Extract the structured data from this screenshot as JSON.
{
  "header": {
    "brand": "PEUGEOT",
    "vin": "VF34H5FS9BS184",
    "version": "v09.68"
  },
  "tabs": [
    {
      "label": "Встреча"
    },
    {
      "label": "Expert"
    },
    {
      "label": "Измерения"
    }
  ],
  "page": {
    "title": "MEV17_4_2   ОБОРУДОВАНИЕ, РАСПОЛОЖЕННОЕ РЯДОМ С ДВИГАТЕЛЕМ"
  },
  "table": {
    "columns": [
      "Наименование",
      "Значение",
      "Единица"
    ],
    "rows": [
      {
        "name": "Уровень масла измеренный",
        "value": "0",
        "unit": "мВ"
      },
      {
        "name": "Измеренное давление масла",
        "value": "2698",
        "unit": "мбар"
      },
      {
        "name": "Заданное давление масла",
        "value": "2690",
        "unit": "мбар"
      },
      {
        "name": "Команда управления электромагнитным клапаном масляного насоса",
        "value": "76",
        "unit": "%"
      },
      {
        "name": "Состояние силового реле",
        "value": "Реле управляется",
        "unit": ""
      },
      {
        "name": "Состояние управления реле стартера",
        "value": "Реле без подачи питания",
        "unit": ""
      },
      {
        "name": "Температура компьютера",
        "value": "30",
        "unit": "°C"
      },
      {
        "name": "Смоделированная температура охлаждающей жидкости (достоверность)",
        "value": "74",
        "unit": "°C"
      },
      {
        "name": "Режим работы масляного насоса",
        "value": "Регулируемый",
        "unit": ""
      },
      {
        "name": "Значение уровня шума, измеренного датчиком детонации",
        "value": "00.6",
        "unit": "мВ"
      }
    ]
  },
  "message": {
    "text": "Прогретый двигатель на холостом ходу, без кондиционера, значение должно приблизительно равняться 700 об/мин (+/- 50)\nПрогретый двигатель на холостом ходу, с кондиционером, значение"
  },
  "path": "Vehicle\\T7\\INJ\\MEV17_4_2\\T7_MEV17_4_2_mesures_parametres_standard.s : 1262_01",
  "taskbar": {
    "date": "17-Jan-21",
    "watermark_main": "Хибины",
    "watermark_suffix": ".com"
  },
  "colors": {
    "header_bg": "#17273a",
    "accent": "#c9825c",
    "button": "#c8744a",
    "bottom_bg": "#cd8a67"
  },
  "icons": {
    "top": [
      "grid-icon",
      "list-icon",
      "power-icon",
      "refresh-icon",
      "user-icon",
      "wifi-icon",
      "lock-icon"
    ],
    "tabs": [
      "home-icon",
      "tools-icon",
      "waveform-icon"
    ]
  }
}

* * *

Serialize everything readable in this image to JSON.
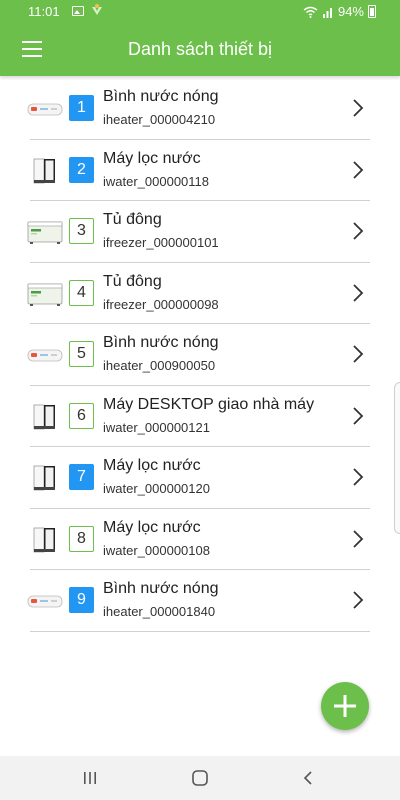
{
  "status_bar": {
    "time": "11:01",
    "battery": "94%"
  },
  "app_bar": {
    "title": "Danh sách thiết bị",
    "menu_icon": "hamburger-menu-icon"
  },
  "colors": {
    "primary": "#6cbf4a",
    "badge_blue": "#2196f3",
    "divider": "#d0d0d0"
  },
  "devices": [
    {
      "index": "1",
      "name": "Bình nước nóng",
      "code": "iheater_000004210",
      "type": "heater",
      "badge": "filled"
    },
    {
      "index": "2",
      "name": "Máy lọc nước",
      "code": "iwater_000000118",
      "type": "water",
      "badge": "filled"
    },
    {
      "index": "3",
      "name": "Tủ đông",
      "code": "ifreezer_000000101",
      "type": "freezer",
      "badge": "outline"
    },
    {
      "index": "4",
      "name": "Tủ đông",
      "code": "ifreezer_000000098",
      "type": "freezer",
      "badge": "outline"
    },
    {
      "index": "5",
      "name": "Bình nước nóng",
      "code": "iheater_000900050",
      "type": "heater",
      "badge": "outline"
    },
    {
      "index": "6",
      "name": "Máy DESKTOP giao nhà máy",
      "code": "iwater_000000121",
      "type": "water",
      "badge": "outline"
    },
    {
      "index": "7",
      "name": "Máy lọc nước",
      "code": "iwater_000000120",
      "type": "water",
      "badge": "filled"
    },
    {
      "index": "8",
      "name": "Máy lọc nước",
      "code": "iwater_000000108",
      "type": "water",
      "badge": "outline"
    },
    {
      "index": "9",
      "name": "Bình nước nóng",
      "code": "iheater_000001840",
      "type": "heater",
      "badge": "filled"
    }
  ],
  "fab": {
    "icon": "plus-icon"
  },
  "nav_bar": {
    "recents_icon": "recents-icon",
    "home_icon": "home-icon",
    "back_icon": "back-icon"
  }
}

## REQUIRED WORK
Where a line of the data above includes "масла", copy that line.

## RESPONSE TO THE EXERCISE
        "name": "Уровень масла измеренный",
        "name": "Измеренное давление масла",
        "name": "Заданное давление масла",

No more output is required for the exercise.